_PROBLEM_. The copy has to match the records word for word and include no pictures.

○ ○ ○ ○ ○ ○ ○

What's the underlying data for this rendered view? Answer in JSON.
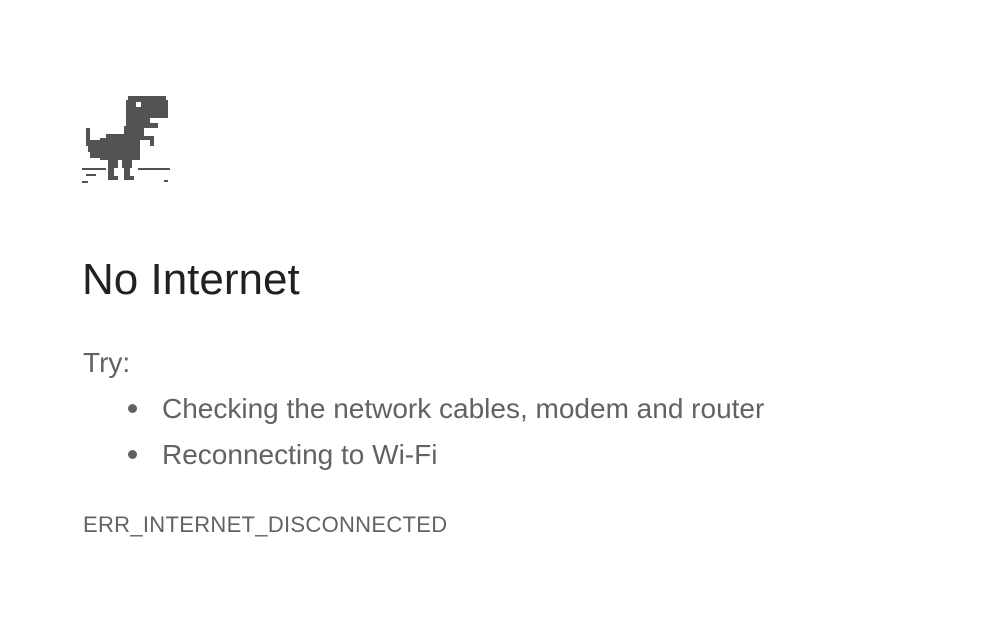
{
  "page": {
    "title": "No Internet",
    "try_label": "Try:",
    "suggestions": [
      "Checking the network cables, modem and router",
      "Reconnecting to Wi-Fi"
    ],
    "error_code": "ERR_INTERNET_DISCONNECTED"
  },
  "icons": {
    "offline": "dinosaur-icon"
  },
  "colors": {
    "title": "#202124",
    "secondary_text": "#5f6368",
    "dino": "#535353",
    "background": "#ffffff"
  }
}
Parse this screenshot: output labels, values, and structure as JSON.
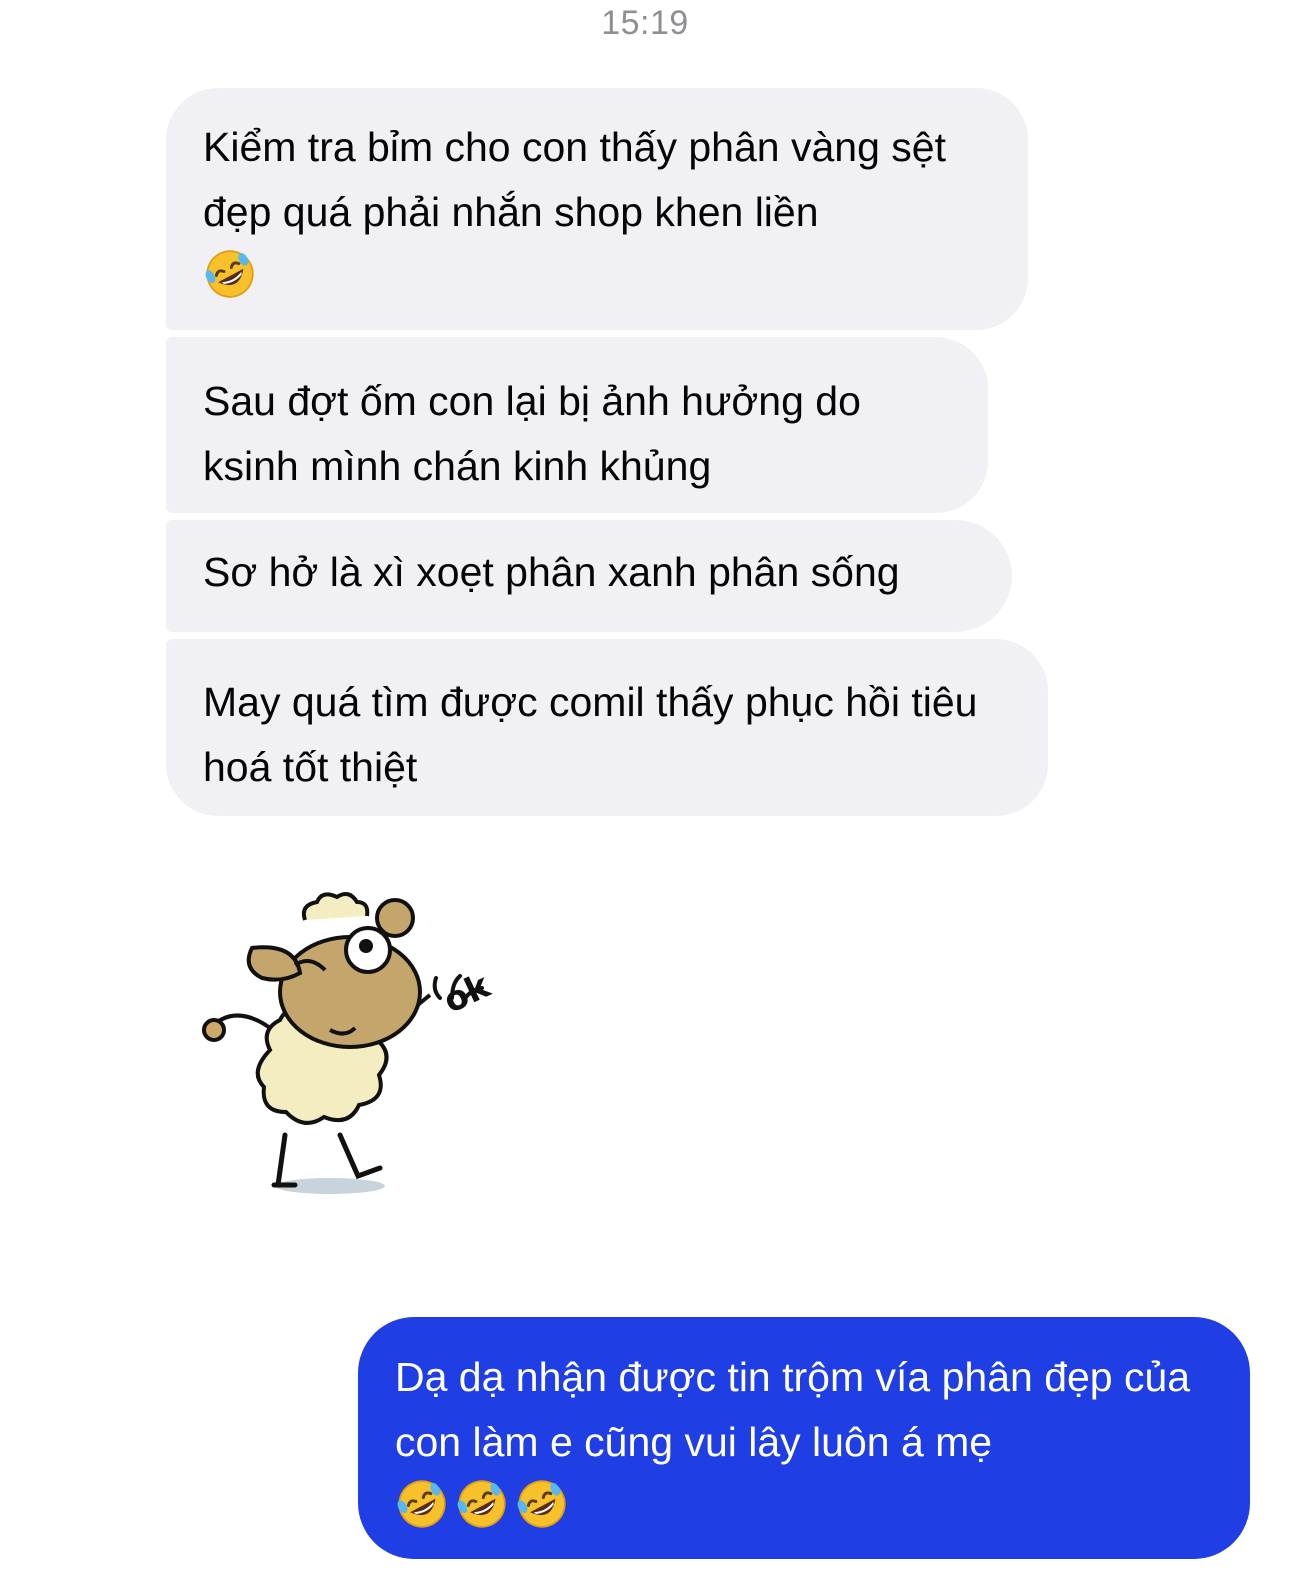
{
  "chat": {
    "timestamp": "15:19",
    "incoming": [
      {
        "text": "Kiểm tra bỉm cho con thấy phân vàng sệt đẹp quá phải nhắn shop khen liền",
        "emoji": "rolling-on-floor-laughing-emoji"
      },
      {
        "text": "Sau đợt ốm con lại bị ảnh hưởng do ksinh mình chán kinh khủng"
      },
      {
        "text": "Sơ hở là xì xoẹt phân xanh phân sống"
      },
      {
        "text": "May quá tìm được comil thấy phục hồi tiêu hoá tốt thiệt"
      }
    ],
    "sticker": {
      "icon": "sheep-ok-sticker",
      "text": "ok"
    },
    "outgoing": [
      {
        "text": "Dạ dạ nhận được tin trộm vía phân đẹp của con làm e cũng vui lây luôn á mẹ",
        "emoji_count": 3,
        "emoji": "rolling-on-floor-laughing-emoji"
      }
    ]
  },
  "colors": {
    "incoming_bubble": "#f0f0f5",
    "outgoing_bubble": "#1f3ee3",
    "timestamp": "#8e8e93"
  }
}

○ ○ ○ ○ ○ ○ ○

_RESULT OF THE EXERCISE_.
What's the underlying data for this rendered view? Answer in JSON.
{
  "page": {
    "title": "No Internet",
    "try_label": "Try:",
    "suggestions": [
      "Checking the network cables, modem and router",
      "Reconnecting to Wi-Fi"
    ],
    "error_code": "ERR_INTERNET_DISCONNECTED"
  },
  "icons": {
    "offline": "dinosaur-icon"
  },
  "colors": {
    "title": "#202124",
    "secondary_text": "#5f6368",
    "dino": "#535353",
    "background": "#ffffff"
  }
}
Parse this screenshot: output labels, values, and structure as JSON.
{
  "chat": {
    "timestamp": "15:19",
    "incoming": [
      {
        "text": "Kiểm tra bỉm cho con thấy phân vàng sệt đẹp quá phải nhắn shop khen liền",
        "emoji": "rolling-on-floor-laughing-emoji"
      },
      {
        "text": "Sau đợt ốm con lại bị ảnh hưởng do ksinh mình chán kinh khủng"
      },
      {
        "text": "Sơ hở là xì xoẹt phân xanh phân sống"
      },
      {
        "text": "May quá tìm được comil thấy phục hồi tiêu hoá tốt thiệt"
      }
    ],
    "sticker": {
      "icon": "sheep-ok-sticker",
      "text": "ok"
    },
    "outgoing": [
      {
        "text": "Dạ dạ nhận được tin trộm vía phân đẹp của con làm e cũng vui lây luôn á mẹ",
        "emoji_count": 3,
        "emoji": "rolling-on-floor-laughing-emoji"
      }
    ]
  },
  "colors": {
    "incoming_bubble": "#f0f0f5",
    "outgoing_bubble": "#1f3ee3",
    "timestamp": "#8e8e93"
  }
}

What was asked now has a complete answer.